You have 10 and Jim has four times more.
From a "scientific" perspective, the more than/ as many part of the expression indicates "direction"— think vector, rather than scalar. "More" indicates who has the greater quantity. The "four times" indicates the degree of the comparison — you have four times fewer than Jim. The more/as many and few/less than are analagous to "multiplied by" or "divided by" in mathematics.
Then, as the comments above point out, the correct form to use depends on whether the noun is countable or not.
Using times with a comparative (more, faster, better, etc.) doesn't make mathematical sense. You can't identify the second value in the equation: 4 × (more than you have). How much or many is more than you have?

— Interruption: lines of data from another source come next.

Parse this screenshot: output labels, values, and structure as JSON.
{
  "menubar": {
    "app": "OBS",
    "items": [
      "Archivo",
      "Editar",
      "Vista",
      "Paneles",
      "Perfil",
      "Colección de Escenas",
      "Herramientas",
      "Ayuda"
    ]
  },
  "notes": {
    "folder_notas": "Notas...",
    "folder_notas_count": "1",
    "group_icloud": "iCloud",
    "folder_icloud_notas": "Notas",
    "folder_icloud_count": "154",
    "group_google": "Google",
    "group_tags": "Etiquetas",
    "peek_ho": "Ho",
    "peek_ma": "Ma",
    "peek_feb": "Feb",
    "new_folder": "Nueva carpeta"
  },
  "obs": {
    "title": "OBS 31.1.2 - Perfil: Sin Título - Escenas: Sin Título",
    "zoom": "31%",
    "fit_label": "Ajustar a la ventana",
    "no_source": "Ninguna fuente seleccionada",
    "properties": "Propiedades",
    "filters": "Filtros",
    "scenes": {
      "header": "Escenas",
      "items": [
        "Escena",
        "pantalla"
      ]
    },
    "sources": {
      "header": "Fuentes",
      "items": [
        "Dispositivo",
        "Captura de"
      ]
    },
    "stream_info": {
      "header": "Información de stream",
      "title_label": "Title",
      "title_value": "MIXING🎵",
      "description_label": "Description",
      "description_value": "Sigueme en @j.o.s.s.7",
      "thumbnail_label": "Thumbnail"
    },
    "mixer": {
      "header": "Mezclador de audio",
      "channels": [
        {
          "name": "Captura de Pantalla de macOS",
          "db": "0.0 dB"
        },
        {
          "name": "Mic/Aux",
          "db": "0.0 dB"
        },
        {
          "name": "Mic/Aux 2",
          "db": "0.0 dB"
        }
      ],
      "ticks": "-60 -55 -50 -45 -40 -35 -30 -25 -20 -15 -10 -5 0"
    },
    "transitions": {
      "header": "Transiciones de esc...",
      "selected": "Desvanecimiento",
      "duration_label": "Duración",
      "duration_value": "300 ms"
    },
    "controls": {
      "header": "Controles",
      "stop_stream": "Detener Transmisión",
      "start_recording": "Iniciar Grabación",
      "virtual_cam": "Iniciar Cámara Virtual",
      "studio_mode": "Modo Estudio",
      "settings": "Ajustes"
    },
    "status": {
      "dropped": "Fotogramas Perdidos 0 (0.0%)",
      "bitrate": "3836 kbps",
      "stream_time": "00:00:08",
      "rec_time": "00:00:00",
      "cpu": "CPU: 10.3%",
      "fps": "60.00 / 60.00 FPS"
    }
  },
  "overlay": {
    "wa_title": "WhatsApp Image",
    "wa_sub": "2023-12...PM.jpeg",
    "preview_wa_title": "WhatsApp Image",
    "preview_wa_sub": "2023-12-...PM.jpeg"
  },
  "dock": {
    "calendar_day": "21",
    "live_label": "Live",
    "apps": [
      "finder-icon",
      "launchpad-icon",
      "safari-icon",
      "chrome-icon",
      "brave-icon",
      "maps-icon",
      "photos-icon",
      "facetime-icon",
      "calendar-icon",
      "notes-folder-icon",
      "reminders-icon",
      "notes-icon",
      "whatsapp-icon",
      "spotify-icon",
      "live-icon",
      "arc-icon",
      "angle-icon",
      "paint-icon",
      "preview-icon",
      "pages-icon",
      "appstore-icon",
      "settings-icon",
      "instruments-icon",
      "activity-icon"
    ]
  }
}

This is unknown for both countable and mass nouns.
What is meant is four times as many (or as much) as you have. You can also say four times what you have. If you always multiply by the known value, you'll be clear and precise. Instead of times more, faster, or better, say times as much, many, fast, or good. Bill Walsh (in Lapsing Into a Comma) and Bryan Garner (in Garner's Modern American Usage, 3rd edition) explain this point well.
To scientists and mathematicians, 4 times more has a precise meaning. 4 times the base (10) is 40 so four times more than 10 is 50.
One could say that 40 is four times ten, but 50 is four times more than 10.
Consider, what is 50% more than 10? 50% is another word for half. I would say that 50% more than 10 is 15 because you multiply 10 by a half and add that to 100. If you take the approach that you just multiply, then you would say that 5 is 50% more than 10?!
What if you made $10 per hour and I told you I made 1 times more than that per hour.
This is very similar to Percent - look that up on wikipedia and it has examples that show how something that is 100% more than something else is twice as large
I was taught that "X times more" is (X+1) times as many, it should be the "more correct" one but like many other terms that are frequently misused to the extent that they become the norm, it is not a surprise if it meant otherwise to some people.
Just try avoid using such words if you are the one writing it.